These are the basics of a community. Can we have all of these things online in a 'virtual' community? Absolutely, people that have access to the internet can meet in a specified location on the internet, they can all have a common interest together, the users can have their own handle or identity on the internet, rules can be set and informed by moderators, and everyone can have communication and interaction over the internet with the other users. As far as I am concerned this can be an online virtual community as it is similar to a physical community.

Presentation Topic

My personal presentation to the class was of the cloud storage platform Symform. I choose to present this company to the class because I have worked with their product in the past and I believe that they have an interesting product that I have not seen anywhere else. Sure there are other online storage platforms: Dropbox, Windows Live Sky Drive, etc. However I do not know of any other storage platforms that incorporate the users of the service as contributors to the storage pool.

Symform is interesting to me in how it approaches the cloud storage idea. Yes other companies provide cloud storage but, is it true cloud storage? Dropbox, Windows Sky Drive, and Amazon Storage Cloud all provide storage that is centralized in just a few of their data centers. A security breach at that facility could compromise all of your data. Even a physical security break could cause your data to come across the wrong eyes. Also natural disasters could cause a problem. What if the datacenter floods, look at the Western Digital factory in Thailand hard drive prices have gone to what they were 6 years ago due to a flood in the area that damaged this facility.

Symform takes the users of its service and uses part of their storage as contribution to the storage cloud. They have no data center for centralized storage. All of your data that you sync to the cloud is split into multiple pieces, encrypted, then copied to multiple contributors. With storage like this, physical and natural damage to the drive that your data is on will not cause loss of data, as your files are in many more locations in different geographic areas. To combat a security breach of the system that your data resides on the Symform cloud uses industry standard 256-bit AES encryption on all of your data bits before sending them to the cloud of contributors.

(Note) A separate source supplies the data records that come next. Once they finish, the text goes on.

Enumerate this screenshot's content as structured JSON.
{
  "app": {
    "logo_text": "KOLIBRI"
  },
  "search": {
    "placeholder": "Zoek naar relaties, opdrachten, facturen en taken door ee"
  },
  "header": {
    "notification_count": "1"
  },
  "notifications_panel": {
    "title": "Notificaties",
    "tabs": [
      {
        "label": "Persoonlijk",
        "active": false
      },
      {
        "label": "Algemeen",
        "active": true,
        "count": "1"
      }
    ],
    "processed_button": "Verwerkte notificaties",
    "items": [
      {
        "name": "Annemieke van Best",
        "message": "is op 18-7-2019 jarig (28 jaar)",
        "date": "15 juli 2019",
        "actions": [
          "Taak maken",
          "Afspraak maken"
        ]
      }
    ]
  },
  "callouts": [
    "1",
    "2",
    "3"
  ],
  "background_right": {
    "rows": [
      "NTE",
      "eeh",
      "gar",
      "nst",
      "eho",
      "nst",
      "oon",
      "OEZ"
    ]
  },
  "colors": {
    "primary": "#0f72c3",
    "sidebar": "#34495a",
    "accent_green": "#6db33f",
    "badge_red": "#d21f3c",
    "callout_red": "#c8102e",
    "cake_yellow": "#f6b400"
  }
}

The idea of cloud storage is a fairly new thought. I have discussed a few providers of this service. However I feel that Symform has their own unique approach to providing this service that is interesting and breakthrough.